- “The Suitcase” by Sergei Dovlatov. The author examines eight objects—the items he brought with him in his luggage upon his emigration from the U.S.S.R. These seemingly undistinguished possessions, stuffed into a worn-out suitcase, take on a riotously funny life of their own as Dovlatov inventories the circumstances under which he acquired them, occasioning a brilliant series of interconnected tales.
- “Catch 22” by Joseph Heller
- “Fateless” by Imre Kertész
- “Shabbat-A Palace in Time” by Abraham Joshua Heschel
- “Everything is Illuminated” by Jonathan Safran Foer
- “The Magician of Lublin” by Isaac Bashevis Singer
- “The Assistant” by Bernard Malamud
If you’re tired of asking ‘Why?’ without getting any answer, this page might be just for you.
Widen your knowledge and see what you can do to protect nature here.
If you’re like me and like to take things into your own hands, you’ll love these easy but interesting experiments at these sites:
Don’t worry if you don’t have all the materials, enter this virtual lab instead.
To infinity and beyond! Reach out for the stars on the night sky.
Ready to discover new worlds while at home? Take a walk on the surface of Mars where no human has ever been before.
Lean back and enjoy the wonderful and eye-opening videos on these channels (most of them are available with subtitles in many languages):
Vroom: offers science tips and printables for kids 0–5. It is made to help you do more with your shared moments. Add learning to mealtime, bathtime, bedtime, or anytime with 1,000+ fun, free activities.
- CK-12 Foundation: includes grades 1–12 and even a few college courses. It can be translated into several languages and also offers some extracurriculars, such as photography and astronomy.
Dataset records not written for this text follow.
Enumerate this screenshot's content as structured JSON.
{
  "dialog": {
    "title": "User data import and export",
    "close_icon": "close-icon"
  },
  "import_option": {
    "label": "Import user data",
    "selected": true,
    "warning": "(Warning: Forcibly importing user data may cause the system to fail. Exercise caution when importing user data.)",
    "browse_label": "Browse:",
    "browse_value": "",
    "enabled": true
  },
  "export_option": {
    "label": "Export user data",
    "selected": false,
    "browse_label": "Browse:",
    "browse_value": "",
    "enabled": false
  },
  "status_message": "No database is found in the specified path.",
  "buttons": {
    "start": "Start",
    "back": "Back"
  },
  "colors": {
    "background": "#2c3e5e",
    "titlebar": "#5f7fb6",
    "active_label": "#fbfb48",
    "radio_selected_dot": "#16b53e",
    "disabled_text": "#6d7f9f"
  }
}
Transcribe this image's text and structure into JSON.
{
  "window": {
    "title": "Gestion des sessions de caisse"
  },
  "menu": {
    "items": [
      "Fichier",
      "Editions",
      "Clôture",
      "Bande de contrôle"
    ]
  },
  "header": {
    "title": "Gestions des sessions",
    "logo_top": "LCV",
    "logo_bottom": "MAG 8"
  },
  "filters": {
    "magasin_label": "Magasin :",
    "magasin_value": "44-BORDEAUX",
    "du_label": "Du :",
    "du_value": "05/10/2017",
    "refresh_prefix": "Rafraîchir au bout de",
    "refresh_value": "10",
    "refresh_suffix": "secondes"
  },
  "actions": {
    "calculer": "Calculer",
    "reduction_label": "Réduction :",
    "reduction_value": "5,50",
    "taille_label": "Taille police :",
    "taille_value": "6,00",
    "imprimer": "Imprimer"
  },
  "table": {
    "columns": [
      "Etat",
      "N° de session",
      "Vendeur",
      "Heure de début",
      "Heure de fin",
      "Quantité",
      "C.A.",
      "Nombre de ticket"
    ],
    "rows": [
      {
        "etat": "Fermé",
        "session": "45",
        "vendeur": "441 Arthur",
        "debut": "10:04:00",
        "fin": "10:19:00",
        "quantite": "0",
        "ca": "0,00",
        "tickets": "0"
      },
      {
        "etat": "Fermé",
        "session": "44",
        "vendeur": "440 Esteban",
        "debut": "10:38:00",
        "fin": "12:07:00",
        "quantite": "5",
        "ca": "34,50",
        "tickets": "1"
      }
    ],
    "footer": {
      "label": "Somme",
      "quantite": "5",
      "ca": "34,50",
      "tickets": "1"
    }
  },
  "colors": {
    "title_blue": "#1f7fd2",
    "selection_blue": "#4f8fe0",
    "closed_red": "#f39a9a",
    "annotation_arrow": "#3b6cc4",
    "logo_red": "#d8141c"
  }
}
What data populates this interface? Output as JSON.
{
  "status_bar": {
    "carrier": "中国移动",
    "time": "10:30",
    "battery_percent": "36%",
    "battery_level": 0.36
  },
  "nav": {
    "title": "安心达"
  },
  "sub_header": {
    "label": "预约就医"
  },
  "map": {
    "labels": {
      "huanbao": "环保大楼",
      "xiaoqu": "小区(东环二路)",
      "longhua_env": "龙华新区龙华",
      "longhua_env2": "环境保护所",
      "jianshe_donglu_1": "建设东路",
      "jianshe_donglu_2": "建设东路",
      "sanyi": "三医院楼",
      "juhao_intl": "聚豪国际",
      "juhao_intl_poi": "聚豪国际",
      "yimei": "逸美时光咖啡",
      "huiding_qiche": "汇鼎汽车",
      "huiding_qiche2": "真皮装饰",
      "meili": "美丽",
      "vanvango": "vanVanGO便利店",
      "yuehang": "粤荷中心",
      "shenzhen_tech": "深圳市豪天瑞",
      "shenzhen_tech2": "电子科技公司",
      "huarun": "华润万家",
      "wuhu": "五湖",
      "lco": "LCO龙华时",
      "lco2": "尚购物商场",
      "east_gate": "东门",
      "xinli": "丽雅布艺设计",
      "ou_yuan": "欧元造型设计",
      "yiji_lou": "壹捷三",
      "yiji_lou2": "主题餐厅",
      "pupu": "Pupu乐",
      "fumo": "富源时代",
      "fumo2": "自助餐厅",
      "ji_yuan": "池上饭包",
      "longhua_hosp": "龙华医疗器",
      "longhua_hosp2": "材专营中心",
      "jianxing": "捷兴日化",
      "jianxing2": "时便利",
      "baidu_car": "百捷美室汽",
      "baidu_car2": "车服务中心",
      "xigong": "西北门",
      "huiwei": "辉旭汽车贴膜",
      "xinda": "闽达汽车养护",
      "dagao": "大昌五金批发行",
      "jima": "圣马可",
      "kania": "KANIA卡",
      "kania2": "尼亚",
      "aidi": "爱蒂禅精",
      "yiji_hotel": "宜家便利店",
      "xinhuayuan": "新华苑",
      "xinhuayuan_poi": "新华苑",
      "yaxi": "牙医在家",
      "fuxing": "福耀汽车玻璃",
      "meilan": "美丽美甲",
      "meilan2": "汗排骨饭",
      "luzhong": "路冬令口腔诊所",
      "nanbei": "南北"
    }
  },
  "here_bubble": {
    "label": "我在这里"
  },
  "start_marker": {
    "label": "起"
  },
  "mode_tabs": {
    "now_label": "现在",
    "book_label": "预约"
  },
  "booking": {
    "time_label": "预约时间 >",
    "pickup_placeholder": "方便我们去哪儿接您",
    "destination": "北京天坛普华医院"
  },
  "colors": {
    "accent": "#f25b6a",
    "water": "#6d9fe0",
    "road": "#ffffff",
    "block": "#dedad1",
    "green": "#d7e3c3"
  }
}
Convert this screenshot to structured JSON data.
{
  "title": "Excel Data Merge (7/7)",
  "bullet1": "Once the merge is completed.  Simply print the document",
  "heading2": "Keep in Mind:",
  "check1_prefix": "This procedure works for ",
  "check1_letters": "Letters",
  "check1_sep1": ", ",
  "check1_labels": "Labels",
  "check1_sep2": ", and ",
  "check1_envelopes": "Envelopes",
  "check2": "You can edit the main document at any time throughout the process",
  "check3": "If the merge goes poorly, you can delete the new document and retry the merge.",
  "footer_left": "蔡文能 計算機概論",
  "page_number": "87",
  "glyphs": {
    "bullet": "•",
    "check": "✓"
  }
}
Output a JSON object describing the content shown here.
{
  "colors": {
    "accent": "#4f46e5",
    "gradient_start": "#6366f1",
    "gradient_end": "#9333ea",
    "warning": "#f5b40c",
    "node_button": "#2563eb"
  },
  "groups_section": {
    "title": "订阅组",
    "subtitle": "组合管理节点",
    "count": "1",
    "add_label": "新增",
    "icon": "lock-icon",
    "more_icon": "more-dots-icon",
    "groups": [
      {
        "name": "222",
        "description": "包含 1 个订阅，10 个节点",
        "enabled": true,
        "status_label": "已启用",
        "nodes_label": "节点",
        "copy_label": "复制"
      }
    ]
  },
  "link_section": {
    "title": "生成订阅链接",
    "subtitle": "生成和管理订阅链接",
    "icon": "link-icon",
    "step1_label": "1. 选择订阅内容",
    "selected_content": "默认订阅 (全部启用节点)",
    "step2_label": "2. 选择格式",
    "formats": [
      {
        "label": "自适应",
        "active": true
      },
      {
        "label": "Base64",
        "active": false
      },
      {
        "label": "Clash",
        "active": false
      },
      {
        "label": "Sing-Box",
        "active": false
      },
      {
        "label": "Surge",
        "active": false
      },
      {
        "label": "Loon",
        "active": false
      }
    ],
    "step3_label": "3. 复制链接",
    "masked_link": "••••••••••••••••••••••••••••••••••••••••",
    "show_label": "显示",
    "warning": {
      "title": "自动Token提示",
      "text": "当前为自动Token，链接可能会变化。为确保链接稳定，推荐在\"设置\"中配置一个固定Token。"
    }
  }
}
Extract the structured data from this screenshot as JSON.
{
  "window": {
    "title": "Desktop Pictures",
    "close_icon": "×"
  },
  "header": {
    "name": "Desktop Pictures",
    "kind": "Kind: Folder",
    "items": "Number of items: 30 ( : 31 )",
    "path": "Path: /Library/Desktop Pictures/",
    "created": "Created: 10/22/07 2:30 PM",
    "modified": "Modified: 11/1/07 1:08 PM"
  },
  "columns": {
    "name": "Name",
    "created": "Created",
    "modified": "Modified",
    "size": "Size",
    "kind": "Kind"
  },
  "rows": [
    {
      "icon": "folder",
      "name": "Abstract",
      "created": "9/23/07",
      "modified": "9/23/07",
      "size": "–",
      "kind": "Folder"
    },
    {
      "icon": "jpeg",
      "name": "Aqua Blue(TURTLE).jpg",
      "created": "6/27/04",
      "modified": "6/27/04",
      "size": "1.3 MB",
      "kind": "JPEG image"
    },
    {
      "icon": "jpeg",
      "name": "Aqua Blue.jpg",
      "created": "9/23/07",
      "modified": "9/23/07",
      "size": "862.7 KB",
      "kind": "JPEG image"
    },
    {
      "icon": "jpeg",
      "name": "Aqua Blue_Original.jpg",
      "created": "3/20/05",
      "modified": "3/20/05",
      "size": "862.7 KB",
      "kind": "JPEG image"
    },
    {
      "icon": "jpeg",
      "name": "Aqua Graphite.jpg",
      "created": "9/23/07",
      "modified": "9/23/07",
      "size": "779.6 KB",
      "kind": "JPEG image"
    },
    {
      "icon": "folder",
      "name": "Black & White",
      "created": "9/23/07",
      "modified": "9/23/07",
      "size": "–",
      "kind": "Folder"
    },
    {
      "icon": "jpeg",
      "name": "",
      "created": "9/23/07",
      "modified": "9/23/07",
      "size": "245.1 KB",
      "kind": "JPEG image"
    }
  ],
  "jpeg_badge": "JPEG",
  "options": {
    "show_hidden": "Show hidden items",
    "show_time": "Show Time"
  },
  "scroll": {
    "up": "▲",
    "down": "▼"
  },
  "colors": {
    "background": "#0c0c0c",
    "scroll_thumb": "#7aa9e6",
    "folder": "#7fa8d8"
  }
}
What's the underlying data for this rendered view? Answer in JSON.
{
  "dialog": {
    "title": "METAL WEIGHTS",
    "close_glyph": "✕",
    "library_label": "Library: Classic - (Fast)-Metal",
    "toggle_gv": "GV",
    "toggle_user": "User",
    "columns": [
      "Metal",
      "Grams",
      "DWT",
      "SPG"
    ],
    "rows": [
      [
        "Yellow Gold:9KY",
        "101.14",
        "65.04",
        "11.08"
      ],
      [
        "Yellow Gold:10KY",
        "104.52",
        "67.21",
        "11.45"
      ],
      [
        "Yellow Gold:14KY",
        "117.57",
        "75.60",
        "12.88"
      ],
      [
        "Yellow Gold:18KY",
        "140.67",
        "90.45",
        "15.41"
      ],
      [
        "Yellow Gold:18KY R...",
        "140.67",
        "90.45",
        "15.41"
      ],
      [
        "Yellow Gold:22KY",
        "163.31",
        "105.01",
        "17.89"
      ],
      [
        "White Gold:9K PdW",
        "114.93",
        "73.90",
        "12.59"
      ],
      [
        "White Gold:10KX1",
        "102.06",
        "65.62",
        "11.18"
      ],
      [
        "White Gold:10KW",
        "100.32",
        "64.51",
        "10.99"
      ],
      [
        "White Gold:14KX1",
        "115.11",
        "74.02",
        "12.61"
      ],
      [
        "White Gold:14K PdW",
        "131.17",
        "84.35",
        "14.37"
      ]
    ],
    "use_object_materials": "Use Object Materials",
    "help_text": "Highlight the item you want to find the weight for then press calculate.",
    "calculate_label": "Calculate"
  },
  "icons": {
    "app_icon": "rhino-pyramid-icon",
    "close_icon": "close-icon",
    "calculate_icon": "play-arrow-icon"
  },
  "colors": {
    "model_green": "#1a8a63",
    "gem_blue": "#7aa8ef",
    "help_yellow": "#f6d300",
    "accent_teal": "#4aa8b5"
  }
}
Always free.
- Khan Academy Kids: adorable cartoon animals teach kids ages 2–7 in this free interactive learning app, compatible with iPhone, iPad and iPod Touch. Aligned with common core standards, the app offers a fun learning experience. Cost: Free.
- Bedtime Math: this free app (available for iPhone or Android) for learners ages 4–9 offers mini lessons so that you can make math fun for kids and a part of the family’s daily routine, just like stories at bedtime. It also offers books and worksheets, as well as an option to receive math fun by email.
- Zehud is an Online Jewish School teaching Hebrew and Judaic Studies classes to Jewish children aged 5+ in Europe and across the globe. Initially established in 2014, Zehud is primarily aimed at Jewish children who are looking for Hebrew and Judaic Studies enrichment classes to earn a skills based Jewish education.